### Task to carry out
Each line of the listing below that includes "text" should be reported.

### Input for this task
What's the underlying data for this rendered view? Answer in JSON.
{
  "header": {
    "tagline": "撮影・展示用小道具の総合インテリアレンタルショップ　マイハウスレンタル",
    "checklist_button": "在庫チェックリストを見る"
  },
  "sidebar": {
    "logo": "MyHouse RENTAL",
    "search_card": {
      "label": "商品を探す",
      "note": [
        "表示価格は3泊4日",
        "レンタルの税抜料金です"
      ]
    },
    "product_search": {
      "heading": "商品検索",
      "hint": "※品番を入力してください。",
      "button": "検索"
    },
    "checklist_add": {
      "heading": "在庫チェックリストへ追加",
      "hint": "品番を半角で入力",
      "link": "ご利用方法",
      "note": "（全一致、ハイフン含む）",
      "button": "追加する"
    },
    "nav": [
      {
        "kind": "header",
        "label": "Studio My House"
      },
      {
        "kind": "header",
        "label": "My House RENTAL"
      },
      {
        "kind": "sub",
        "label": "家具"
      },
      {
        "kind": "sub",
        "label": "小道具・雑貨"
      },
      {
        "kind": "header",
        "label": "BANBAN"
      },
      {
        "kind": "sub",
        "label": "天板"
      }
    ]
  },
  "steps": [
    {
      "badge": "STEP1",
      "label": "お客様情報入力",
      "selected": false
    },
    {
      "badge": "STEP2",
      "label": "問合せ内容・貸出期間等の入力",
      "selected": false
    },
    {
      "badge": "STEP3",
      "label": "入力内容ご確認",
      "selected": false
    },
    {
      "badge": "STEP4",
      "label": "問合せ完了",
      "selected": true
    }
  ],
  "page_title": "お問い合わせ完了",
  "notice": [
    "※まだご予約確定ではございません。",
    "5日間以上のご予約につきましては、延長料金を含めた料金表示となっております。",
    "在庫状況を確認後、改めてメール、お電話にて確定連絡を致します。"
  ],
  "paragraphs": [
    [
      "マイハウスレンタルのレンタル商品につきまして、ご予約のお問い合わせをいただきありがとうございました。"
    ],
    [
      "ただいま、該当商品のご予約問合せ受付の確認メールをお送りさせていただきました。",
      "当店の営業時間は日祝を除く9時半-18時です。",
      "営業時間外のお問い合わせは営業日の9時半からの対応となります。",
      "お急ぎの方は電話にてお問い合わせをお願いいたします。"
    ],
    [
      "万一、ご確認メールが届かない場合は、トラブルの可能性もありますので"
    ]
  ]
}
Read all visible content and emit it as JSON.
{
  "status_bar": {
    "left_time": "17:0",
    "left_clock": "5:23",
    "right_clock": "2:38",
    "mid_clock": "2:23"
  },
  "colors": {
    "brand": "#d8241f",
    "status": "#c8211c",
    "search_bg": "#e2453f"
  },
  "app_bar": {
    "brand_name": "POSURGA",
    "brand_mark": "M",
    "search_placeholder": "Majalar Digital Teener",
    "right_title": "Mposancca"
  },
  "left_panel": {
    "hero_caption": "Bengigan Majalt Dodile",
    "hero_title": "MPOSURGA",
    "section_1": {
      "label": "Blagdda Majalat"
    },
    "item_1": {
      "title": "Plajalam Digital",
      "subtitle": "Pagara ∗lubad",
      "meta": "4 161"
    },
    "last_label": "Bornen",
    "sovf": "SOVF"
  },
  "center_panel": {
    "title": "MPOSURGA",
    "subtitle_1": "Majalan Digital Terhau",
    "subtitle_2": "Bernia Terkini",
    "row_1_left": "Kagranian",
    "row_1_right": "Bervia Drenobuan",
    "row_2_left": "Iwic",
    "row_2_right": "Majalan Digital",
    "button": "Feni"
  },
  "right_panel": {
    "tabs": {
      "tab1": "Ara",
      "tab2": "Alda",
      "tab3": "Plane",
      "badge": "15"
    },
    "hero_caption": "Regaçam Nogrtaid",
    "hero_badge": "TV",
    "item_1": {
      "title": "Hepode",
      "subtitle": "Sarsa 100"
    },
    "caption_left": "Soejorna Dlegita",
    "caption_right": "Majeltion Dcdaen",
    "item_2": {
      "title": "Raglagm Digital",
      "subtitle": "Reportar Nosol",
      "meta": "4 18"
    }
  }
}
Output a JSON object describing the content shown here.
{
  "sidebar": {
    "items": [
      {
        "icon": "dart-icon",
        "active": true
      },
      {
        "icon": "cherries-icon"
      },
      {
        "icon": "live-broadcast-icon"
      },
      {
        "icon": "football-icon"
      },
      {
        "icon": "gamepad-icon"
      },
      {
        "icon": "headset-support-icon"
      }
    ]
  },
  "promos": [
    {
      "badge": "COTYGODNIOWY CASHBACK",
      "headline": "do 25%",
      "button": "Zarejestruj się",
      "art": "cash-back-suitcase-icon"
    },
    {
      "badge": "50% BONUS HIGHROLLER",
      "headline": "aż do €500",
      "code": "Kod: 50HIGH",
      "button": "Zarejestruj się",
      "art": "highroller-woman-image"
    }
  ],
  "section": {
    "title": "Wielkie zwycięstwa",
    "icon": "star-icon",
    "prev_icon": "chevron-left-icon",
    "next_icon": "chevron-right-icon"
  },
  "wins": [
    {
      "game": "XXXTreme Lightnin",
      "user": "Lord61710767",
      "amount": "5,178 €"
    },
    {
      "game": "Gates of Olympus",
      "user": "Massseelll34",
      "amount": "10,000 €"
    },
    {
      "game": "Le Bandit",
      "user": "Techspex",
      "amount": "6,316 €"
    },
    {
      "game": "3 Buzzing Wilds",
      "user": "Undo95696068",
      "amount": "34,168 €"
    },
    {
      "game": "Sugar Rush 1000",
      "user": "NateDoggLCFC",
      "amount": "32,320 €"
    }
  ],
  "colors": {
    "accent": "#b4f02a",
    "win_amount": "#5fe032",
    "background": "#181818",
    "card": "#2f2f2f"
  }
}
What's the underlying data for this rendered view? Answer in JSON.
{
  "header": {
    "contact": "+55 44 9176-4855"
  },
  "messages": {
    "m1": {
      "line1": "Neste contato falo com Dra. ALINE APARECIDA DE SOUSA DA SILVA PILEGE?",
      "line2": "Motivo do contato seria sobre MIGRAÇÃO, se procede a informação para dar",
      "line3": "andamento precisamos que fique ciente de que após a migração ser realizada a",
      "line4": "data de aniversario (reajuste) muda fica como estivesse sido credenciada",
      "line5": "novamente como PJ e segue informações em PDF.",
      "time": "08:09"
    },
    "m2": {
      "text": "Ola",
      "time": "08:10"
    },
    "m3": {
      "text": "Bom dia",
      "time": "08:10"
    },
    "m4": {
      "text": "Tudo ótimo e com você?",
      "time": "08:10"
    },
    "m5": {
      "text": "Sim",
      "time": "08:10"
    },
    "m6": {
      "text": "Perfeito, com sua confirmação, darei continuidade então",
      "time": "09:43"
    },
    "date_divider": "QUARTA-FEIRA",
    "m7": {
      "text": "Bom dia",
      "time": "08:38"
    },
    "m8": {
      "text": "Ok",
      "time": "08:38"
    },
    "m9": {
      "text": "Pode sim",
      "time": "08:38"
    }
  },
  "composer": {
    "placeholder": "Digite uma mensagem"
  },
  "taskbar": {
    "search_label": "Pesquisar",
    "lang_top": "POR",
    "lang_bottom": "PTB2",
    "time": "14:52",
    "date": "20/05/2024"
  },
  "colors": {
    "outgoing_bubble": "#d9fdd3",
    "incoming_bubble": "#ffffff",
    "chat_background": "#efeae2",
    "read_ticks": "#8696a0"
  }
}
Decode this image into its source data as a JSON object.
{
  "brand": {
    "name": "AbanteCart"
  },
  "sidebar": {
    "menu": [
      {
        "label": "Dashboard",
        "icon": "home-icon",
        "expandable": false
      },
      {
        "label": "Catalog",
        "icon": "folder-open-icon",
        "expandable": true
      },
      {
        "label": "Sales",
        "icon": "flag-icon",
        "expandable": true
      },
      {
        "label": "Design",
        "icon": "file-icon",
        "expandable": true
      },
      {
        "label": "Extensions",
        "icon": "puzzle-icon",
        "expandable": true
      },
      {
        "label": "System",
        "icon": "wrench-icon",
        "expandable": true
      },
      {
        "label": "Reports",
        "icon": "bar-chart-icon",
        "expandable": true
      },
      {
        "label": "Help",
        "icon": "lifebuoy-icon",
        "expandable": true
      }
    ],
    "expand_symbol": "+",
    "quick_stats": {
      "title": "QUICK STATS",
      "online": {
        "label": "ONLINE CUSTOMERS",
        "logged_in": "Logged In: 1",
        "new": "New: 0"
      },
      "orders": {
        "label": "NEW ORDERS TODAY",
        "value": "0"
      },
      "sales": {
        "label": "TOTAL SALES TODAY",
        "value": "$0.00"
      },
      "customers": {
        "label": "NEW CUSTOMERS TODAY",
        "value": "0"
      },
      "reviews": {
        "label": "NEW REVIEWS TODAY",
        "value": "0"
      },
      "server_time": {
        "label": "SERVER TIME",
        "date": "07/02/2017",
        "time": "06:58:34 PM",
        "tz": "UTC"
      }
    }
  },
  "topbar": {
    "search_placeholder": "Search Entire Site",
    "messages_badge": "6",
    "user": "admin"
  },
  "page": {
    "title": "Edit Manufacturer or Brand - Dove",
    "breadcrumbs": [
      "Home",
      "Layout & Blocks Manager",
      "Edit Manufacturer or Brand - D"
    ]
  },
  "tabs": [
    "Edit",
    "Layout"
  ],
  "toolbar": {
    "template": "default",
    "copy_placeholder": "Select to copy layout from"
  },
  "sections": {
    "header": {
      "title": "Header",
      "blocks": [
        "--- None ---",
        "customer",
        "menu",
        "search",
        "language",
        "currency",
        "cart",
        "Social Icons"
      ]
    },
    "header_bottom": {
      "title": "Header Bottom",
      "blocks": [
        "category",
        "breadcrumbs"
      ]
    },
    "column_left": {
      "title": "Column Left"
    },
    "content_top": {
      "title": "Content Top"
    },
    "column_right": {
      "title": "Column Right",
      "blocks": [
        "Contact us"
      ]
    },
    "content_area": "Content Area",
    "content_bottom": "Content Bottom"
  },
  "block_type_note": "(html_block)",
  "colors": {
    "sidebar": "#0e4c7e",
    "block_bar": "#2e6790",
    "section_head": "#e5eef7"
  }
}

### Solution to this task
      "text": "Ola",
      "text": "Bom dia",
      "text": "Tudo ótimo e com você?",
      "text": "Sim",
      "text": "Perfeito, com sua confirmação, darei continuidade então",
      "text": "Bom dia",
      "text": "Ok",
      "text": "Pode sim",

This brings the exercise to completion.